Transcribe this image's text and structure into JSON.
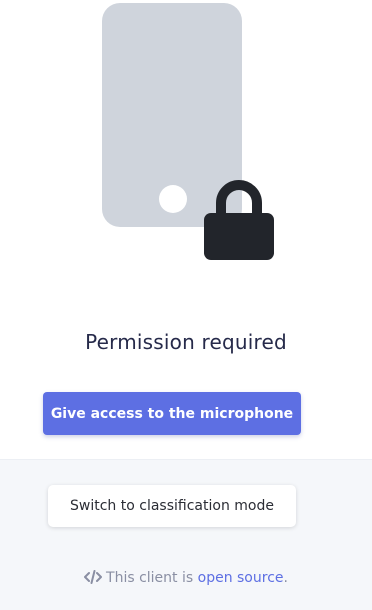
{
  "icons": {
    "phone": "phone-icon",
    "lock": "lock-icon",
    "code": "code-icon"
  },
  "colors": {
    "accent": "#5d6fe3",
    "phone": "#cfd4dc",
    "lock": "#22252b",
    "title": "#262a4a",
    "footer_text": "#8a8fa3",
    "bottom_background": "#f5f7fa"
  },
  "main": {
    "title": "Permission required",
    "primary_button_label": "Give access to the microphone"
  },
  "bottom": {
    "secondary_button_label": "Switch to classification mode",
    "footer": {
      "prefix": "This client is",
      "link_text": "open source",
      "suffix": "."
    }
  }
}
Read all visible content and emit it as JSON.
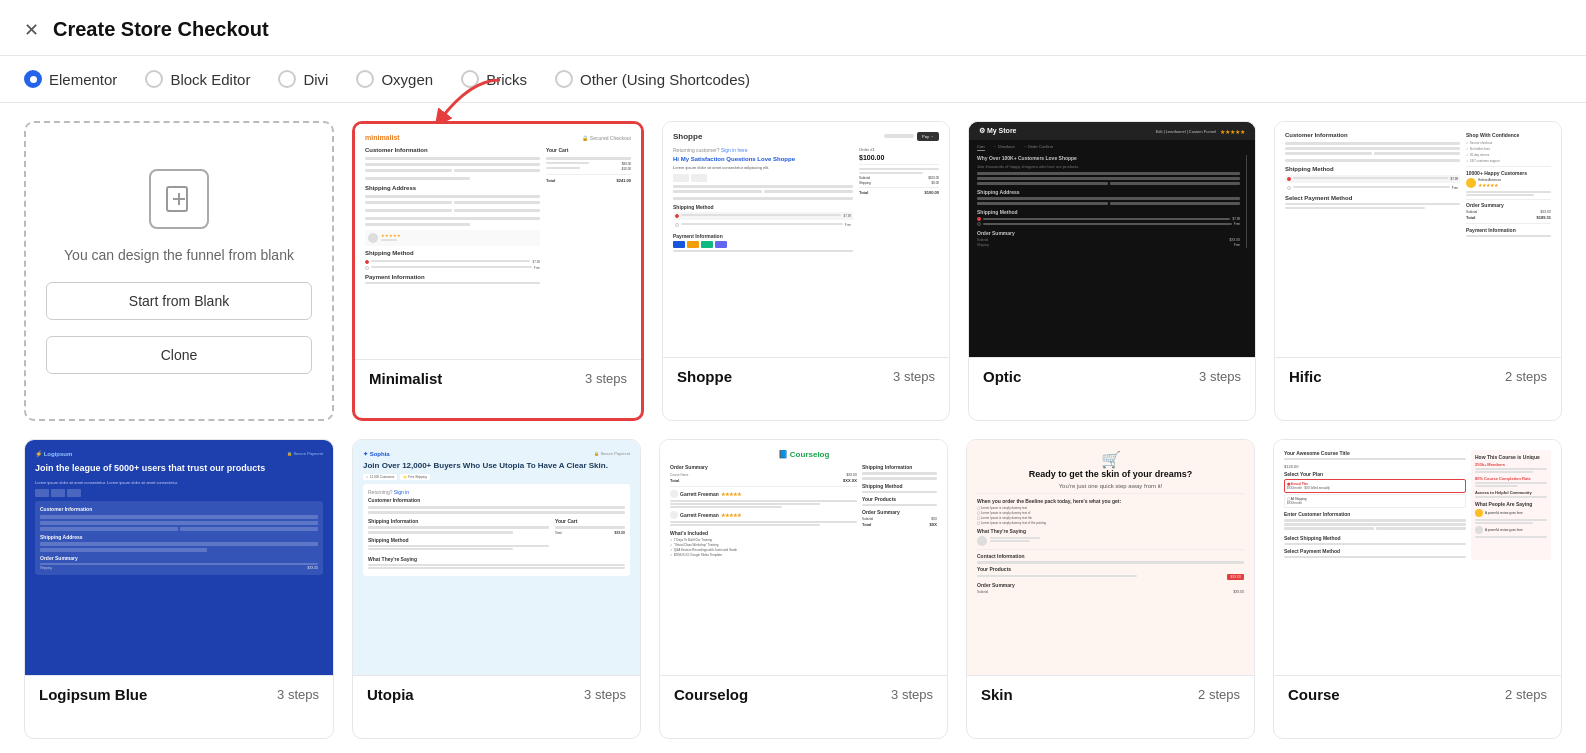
{
  "header": {
    "title": "Create Store Checkout",
    "close_label": "×"
  },
  "radio_options": [
    {
      "id": "elementor",
      "label": "Elementor",
      "selected": true
    },
    {
      "id": "block-editor",
      "label": "Block Editor",
      "selected": false
    },
    {
      "id": "divi",
      "label": "Divi",
      "selected": false
    },
    {
      "id": "oxygen",
      "label": "Oxygen",
      "selected": false
    },
    {
      "id": "bricks",
      "label": "Bricks",
      "selected": false
    },
    {
      "id": "other",
      "label": "Other (Using Shortcodes)",
      "selected": false
    }
  ],
  "blank_card": {
    "description": "You can design the funnel from blank",
    "start_label": "Start from Blank",
    "clone_label": "Clone"
  },
  "templates_row1": [
    {
      "name": "Minimalist",
      "steps": "3 steps",
      "selected": true
    },
    {
      "name": "Shoppe",
      "steps": "3 steps",
      "selected": false
    },
    {
      "name": "Optic",
      "steps": "3 steps",
      "selected": false
    },
    {
      "name": "Hific",
      "steps": "2 steps",
      "selected": false
    }
  ],
  "templates_row2": [
    {
      "name": "Logipsum Blue",
      "steps": "3 steps",
      "selected": false
    },
    {
      "name": "Utopia",
      "steps": "3 steps",
      "selected": false
    },
    {
      "name": "Courselog",
      "steps": "3 steps",
      "selected": false
    },
    {
      "name": "Skin",
      "steps": "2 steps",
      "selected": false
    },
    {
      "name": "Course",
      "steps": "2 steps",
      "selected": false
    }
  ],
  "colors": {
    "selected_border": "#e53e3e",
    "primary_blue": "#2563eb",
    "accent_red": "#e53e3e"
  }
}
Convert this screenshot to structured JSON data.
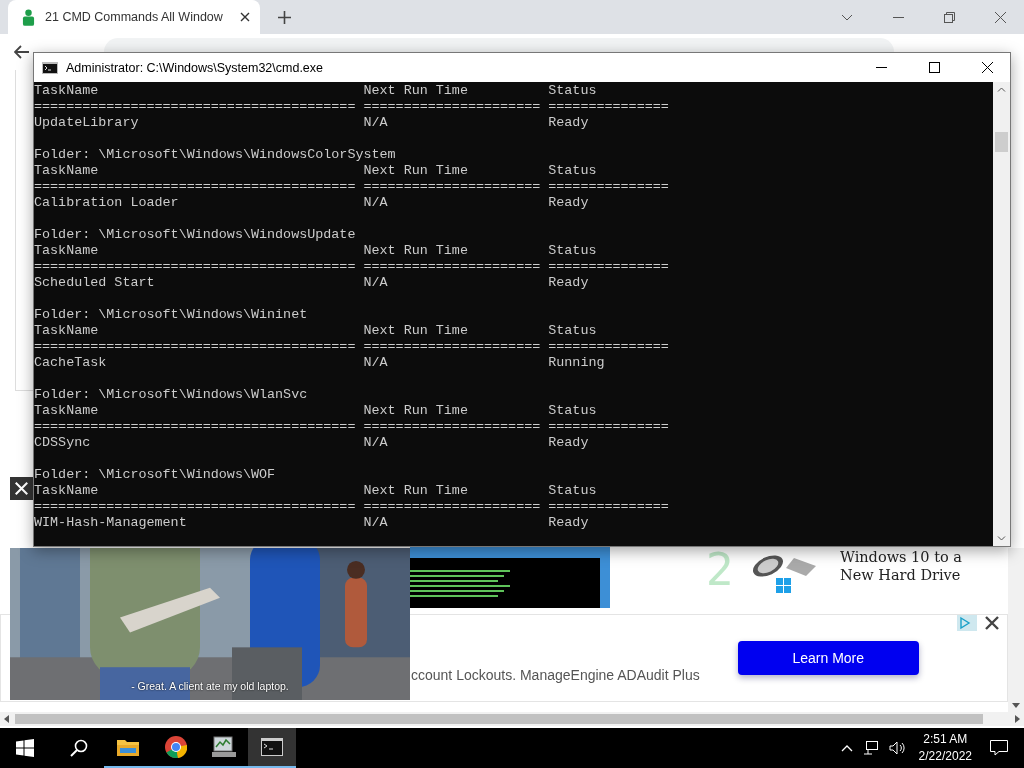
{
  "browser": {
    "tab": {
      "title": "21 CMD Commands All Window",
      "selected": true
    }
  },
  "page": {
    "related": {
      "number": "2",
      "title": "Windows 10 to a New Hard Drive"
    },
    "ad": {
      "text": "ccount Lockouts. ManageEngine ADAudit Plus",
      "button": "Learn More"
    },
    "video": {
      "caption": "- Great. A client ate my old laptop."
    }
  },
  "console": {
    "title": "Administrator: C:\\Windows\\System32\\cmd.exe",
    "lines": [
      {
        "kind": "header",
        "cells": [
          "TaskName",
          "Next Run Time",
          "Status"
        ]
      },
      {
        "kind": "rule",
        "cells": [
          "========================================",
          "======================",
          "==============="
        ]
      },
      {
        "kind": "row",
        "cells": [
          "UpdateLibrary",
          "N/A",
          "Ready"
        ]
      },
      {
        "kind": "blank"
      },
      {
        "kind": "folder",
        "text": "Folder: \\Microsoft\\Windows\\WindowsColorSystem"
      },
      {
        "kind": "header",
        "cells": [
          "TaskName",
          "Next Run Time",
          "Status"
        ]
      },
      {
        "kind": "rule",
        "cells": [
          "========================================",
          "======================",
          "==============="
        ]
      },
      {
        "kind": "row",
        "cells": [
          "Calibration Loader",
          "N/A",
          "Ready"
        ]
      },
      {
        "kind": "blank"
      },
      {
        "kind": "folder",
        "text": "Folder: \\Microsoft\\Windows\\WindowsUpdate"
      },
      {
        "kind": "header",
        "cells": [
          "TaskName",
          "Next Run Time",
          "Status"
        ]
      },
      {
        "kind": "rule",
        "cells": [
          "========================================",
          "======================",
          "==============="
        ]
      },
      {
        "kind": "row",
        "cells": [
          "Scheduled Start",
          "N/A",
          "Ready"
        ]
      },
      {
        "kind": "blank"
      },
      {
        "kind": "folder",
        "text": "Folder: \\Microsoft\\Windows\\Wininet"
      },
      {
        "kind": "header",
        "cells": [
          "TaskName",
          "Next Run Time",
          "Status"
        ]
      },
      {
        "kind": "rule",
        "cells": [
          "========================================",
          "======================",
          "==============="
        ]
      },
      {
        "kind": "row",
        "cells": [
          "CacheTask",
          "N/A",
          "Running"
        ]
      },
      {
        "kind": "blank"
      },
      {
        "kind": "folder",
        "text": "Folder: \\Microsoft\\Windows\\WlanSvc"
      },
      {
        "kind": "header",
        "cells": [
          "TaskName",
          "Next Run Time",
          "Status"
        ]
      },
      {
        "kind": "rule",
        "cells": [
          "========================================",
          "======================",
          "==============="
        ]
      },
      {
        "kind": "row",
        "cells": [
          "CDSSync",
          "N/A",
          "Ready"
        ]
      },
      {
        "kind": "blank"
      },
      {
        "kind": "folder",
        "text": "Folder: \\Microsoft\\Windows\\WOF"
      },
      {
        "kind": "header",
        "cells": [
          "TaskName",
          "Next Run Time",
          "Status"
        ]
      },
      {
        "kind": "rule",
        "cells": [
          "========================================",
          "======================",
          "==============="
        ]
      },
      {
        "kind": "row",
        "cells": [
          "WIM-Hash-Management",
          "N/A",
          "Ready"
        ]
      }
    ]
  },
  "taskbar": {
    "apps": [
      {
        "kind": "folder",
        "open": true,
        "selected": false
      },
      {
        "kind": "chrome",
        "open": true,
        "selected": false
      },
      {
        "kind": "monitor",
        "open": true,
        "selected": false
      },
      {
        "kind": "console",
        "open": true,
        "selected": true
      }
    ],
    "time": "2:51 AM",
    "date": "2/22/2022"
  }
}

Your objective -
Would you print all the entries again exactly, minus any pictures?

Written solution -
Transcribe this image's text and structure into JSON.
{
  "icons": {
    "phone": "phone-icon",
    "lock": "lock-icon",
    "code": "code-icon"
  },
  "colors": {
    "accent": "#5d6fe3",
    "phone": "#cfd4dc",
    "lock": "#22252b",
    "title": "#262a4a",
    "footer_text": "#8a8fa3",
    "bottom_background": "#f5f7fa"
  },
  "main": {
    "title": "Permission required",
    "primary_button_label": "Give access to the microphone"
  },
  "bottom": {
    "secondary_button_label": "Switch to classification mode",
    "footer": {
      "prefix": "This client is",
      "link_text": "open source",
      "suffix": "."
    }
  }
}
Read all visible content and emit it as JSON.
{
  "header": {
    "title": "Create Store Checkout",
    "close_label": "×"
  },
  "radio_options": [
    {
      "id": "elementor",
      "label": "Elementor",
      "selected": true
    },
    {
      "id": "block-editor",
      "label": "Block Editor",
      "selected": false
    },
    {
      "id": "divi",
      "label": "Divi",
      "selected": false
    },
    {
      "id": "oxygen",
      "label": "Oxygen",
      "selected": false
    },
    {
      "id": "bricks",
      "label": "Bricks",
      "selected": false
    },
    {
      "id": "other",
      "label": "Other (Using Shortcodes)",
      "selected": false
    }
  ],
  "blank_card": {
    "description": "You can design the funnel from blank",
    "start_label": "Start from Blank",
    "clone_label": "Clone"
  },
  "templates_row1": [
    {
      "name": "Minimalist",
      "steps": "3 steps",
      "selected": true
    },
    {
      "name": "Shoppe",
      "steps": "3 steps",
      "selected": false
    },
    {
      "name": "Optic",
      "steps": "3 steps",
      "selected": false
    },
    {
      "name": "Hific",
      "steps": "2 steps",
      "selected": false
    }
  ],
  "templates_row2": [
    {
      "name": "Logipsum Blue",
      "steps": "3 steps",
      "selected": false
    },
    {
      "name": "Utopia",
      "steps": "3 steps",
      "selected": false
    },
    {
      "name": "Courselog",
      "steps": "3 steps",
      "selected": false
    },
    {
      "name": "Skin",
      "steps": "2 steps",
      "selected": false
    },
    {
      "name": "Course",
      "steps": "2 steps",
      "selected": false
    }
  ],
  "colors": {
    "selected_border": "#e53e3e",
    "primary_blue": "#2563eb",
    "accent_red": "#e53e3e"
  }
}
Convert this screenshot to structured JSON data.
{
  "browser": {
    "tab": {
      "title": "21 CMD Commands All Window",
      "selected": true
    }
  },
  "page": {
    "related": {
      "number": "2",
      "title": "Windows 10 to a New Hard Drive"
    },
    "ad": {
      "text": "ccount Lockouts. ManageEngine ADAudit Plus",
      "button": "Learn More"
    },
    "video": {
      "caption": "- Great. A client ate my old laptop."
    }
  },
  "console": {
    "title": "Administrator: C:\\Windows\\System32\\cmd.exe",
    "lines": [
      {
        "kind": "header",
        "cells": [
          "TaskName",
          "Next Run Time",
          "Status"
        ]
      },
      {
        "kind": "rule",
        "cells": [
          "========================================",
          "======================",
          "==============="
        ]
      },
      {
        "kind": "row",
        "cells": [
          "UpdateLibrary",
          "N/A",
          "Ready"
        ]
      },
      {
        "kind": "blank"
      },
      {
        "kind": "folder",
        "text": "Folder: \\Microsoft\\Windows\\WindowsColorSystem"
      },
      {
        "kind": "header",
        "cells": [
          "TaskName",
          "Next Run Time",
          "Status"
        ]
      },
      {
        "kind": "rule",
        "cells": [
          "========================================",
          "======================",
          "==============="
        ]
      },
      {
        "kind": "row",
        "cells": [
          "Calibration Loader",
          "N/A",
          "Ready"
        ]
      },
      {
        "kind": "blank"
      },
      {
        "kind": "folder",
        "text": "Folder: \\Microsoft\\Windows\\WindowsUpdate"
      },
      {
        "kind": "header",
        "cells": [
          "TaskName",
          "Next Run Time",
          "Status"
        ]
      },
      {
        "kind": "rule",
        "cells": [
          "========================================",
          "======================",
          "==============="
        ]
      },
      {
        "kind": "row",
        "cells": [
          "Scheduled Start",
          "N/A",
          "Ready"
        ]
      },
      {
        "kind": "blank"
      },
      {
        "kind": "folder",
        "text": "Folder: \\Microsoft\\Windows\\Wininet"
      },
      {
        "kind": "header",
        "cells": [
          "TaskName",
          "Next Run Time",
          "Status"
        ]
      },
      {
        "kind": "rule",
        "cells": [
          "========================================",
          "======================",
          "==============="
        ]
      },
      {
        "kind": "row",
        "cells": [
          "CacheTask",
          "N/A",
          "Running"
        ]
      },
      {
        "kind": "blank"
      },
      {
        "kind": "folder",
        "text": "Folder: \\Microsoft\\Windows\\WlanSvc"
      },
      {
        "kind": "header",
        "cells": [
          "TaskName",
          "Next Run Time",
          "Status"
        ]
      },
      {
        "kind": "rule",
        "cells": [
          "========================================",
          "======================",
          "==============="
        ]
      },
      {
        "kind": "row",
        "cells": [
          "CDSSync",
          "N/A",
          "Ready"
        ]
      },
      {
        "kind": "blank"
      },
      {
        "kind": "folder",
        "text": "Folder: \\Microsoft\\Windows\\WOF"
      },
      {
        "kind": "header",
        "cells": [
          "TaskName",
          "Next Run Time",
          "Status"
        ]
      },
      {
        "kind": "rule",
        "cells": [
          "========================================",
          "======================",
          "==============="
        ]
      },
      {
        "kind": "row",
        "cells": [
          "WIM-Hash-Management",
          "N/A",
          "Ready"
        ]
      }
    ]
  },
  "taskbar": {
    "apps": [
      {
        "kind": "folder",
        "open": true,
        "selected": false
      },
      {
        "kind": "chrome",
        "open": true,
        "selected": false
      },
      {
        "kind": "monitor",
        "open": true,
        "selected": false
      },
      {
        "kind": "console",
        "open": true,
        "selected": true
      }
    ],
    "time": "2:51 AM",
    "date": "2/22/2022"
  }
}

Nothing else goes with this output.